Abandoned, Little Bird and Laziest Lie are highlights, balancing just the right amount of heartache, banjo, gloominess and sincere lyrics.  

Music, fashion... it’s all art innit? I’m off to Glamour.

Catriona Boyle


Kila – Gamblers Ballet (Kila Records) 

Perhaps it’s because it’s the day after St Patrick’s day, but I’m finding myself strangely endeared to this album, even though I can’t understand a word they’re saying. (That’s not the result of one too many Guinness’s, the album is recorded in Gaelic). 

Granted Gamber’s Ballet will be for a rather niche audience – an audience who probably knows the meaning of the words Ceilidh, and own a tin whistle. But once in a while it’s nice to here something a little more like music use to sound, and Kila certainly are that. 

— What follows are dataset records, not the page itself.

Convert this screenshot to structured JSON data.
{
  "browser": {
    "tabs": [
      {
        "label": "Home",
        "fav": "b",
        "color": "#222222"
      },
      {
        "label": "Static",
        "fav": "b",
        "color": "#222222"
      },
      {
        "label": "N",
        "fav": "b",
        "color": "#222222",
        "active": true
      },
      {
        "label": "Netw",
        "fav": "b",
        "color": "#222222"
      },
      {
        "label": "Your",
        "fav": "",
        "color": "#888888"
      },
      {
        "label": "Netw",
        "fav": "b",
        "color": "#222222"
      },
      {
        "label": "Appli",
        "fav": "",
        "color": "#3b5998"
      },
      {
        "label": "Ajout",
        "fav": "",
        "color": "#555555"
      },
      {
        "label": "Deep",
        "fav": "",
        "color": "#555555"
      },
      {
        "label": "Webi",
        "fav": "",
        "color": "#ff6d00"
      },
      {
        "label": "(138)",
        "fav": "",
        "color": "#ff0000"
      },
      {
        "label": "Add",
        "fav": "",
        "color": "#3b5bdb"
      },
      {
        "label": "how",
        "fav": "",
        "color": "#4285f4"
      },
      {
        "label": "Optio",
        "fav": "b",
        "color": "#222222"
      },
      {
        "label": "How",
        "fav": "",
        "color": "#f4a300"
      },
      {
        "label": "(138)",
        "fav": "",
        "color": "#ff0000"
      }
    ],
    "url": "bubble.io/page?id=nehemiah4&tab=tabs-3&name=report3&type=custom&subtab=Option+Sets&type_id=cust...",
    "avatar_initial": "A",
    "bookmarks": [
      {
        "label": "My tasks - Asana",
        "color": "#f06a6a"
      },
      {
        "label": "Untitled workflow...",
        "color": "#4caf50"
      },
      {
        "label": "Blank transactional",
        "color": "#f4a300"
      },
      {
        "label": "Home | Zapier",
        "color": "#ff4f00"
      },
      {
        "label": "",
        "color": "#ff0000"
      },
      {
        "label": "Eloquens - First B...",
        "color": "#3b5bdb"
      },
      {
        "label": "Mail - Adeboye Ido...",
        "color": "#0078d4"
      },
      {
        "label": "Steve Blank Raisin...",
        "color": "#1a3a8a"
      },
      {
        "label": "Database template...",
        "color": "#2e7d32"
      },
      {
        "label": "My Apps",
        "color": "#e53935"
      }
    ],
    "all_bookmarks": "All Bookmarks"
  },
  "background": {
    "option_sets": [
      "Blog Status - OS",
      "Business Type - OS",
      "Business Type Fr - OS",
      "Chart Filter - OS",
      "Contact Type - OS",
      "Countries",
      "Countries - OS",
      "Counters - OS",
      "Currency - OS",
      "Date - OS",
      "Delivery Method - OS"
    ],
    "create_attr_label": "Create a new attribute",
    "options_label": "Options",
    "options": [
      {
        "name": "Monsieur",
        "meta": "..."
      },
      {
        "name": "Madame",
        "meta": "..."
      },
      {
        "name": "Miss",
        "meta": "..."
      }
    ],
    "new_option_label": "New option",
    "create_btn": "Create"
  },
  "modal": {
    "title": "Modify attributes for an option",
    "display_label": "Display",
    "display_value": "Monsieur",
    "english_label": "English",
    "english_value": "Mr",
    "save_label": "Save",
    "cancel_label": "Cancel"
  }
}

As well as traditional Irish influences, there’s also a Spanish/ Mexican feel to Cardinal Knowledge, as well some Middle Eastern sounds throughout the album.   

The name of track six, Fir Bolg, must translate to something along the lines of ‘shake it’ and sounds a lot like music belly dancers. Odd but very effective. 

Completely unlike anything you’re likely to be listening to right now, Kila’s uniqueness makes them worth a listen.

Catriona Boyle


The Ike Reilly Assassination – Sparkle In The Finish/ Junkie Faithful (Rock Ridge Music) 

Double are never a good idea really are they? Unless you’re Smashing Pumpkins, which The Ike Reilly Assassination certainly aren’t. Sounding like a much more watery and whiny version of a nineties punk rock band, mixed with a the kind of ban who play barn dances, assassination sounds like a good plan to me. 

Sparkle In The Finish is full of up-tempo guitar heavy ‘the world is rubbish’ rants, that all start sounding the same by about track six. The nasal, straining vocals don’t help, and even the singer sounds bored. 

Funnily enough, if you make it to the second CD, it doesn’t get much better. Junkie Faithful sounds dated, tired, and completely irrelevant to anyone, save for a small group of Americans. The slower tempo tracks make it sound like the whole thing’s going to grind to a halt at any moment, and the one, four five chord sequence is done to it’s absolute death. 

Never mind a double album, even one album is too much here.

Catriona Boyle


Lenny Kravitz – It’s Time For A Love Revolution (Virgin Records) 

Ah Mr Kravtiz, that purveyor of generally bland music with the occasional blinder of a rock song thrown in. And he never seems to get any older. Well a Gill Scott-Heron type revolution this is not, but generally Kravitz stays away from being completely bland, and merely dips his toe in the pond occasionally.  

Love Revolution doesn’t open the album very well, and although the sentiment is there, it needs a good kick up the backside to sound like it really means it. The rock and roll scream at the end of the track is particularly embarrassing.  

Some strings pop up on Good Morning, but sadly only make the track feel like somewhat of a drudgery.  

There are glimpses of proper rock and roll though if you look hard enough. The riff in Love Love Love is almost Prince-esque, and although the lyrics are a little cliché (don’t need no television/don’t need no movie stars) at least Kravtiz isn’t singing about his fast cars and fast women. 

Lenny Kravtiz is capable of a dirty, rotten rock and roll funk track now and again. Sadly for the rest of the time he turns into a bit of a big girls blouse and wants to sing about broken hearts. At his best he’s a protégée of Prince and James Brown, but at his worst he’s best friends with soggy boys Maroon 5.

Catriona Boyle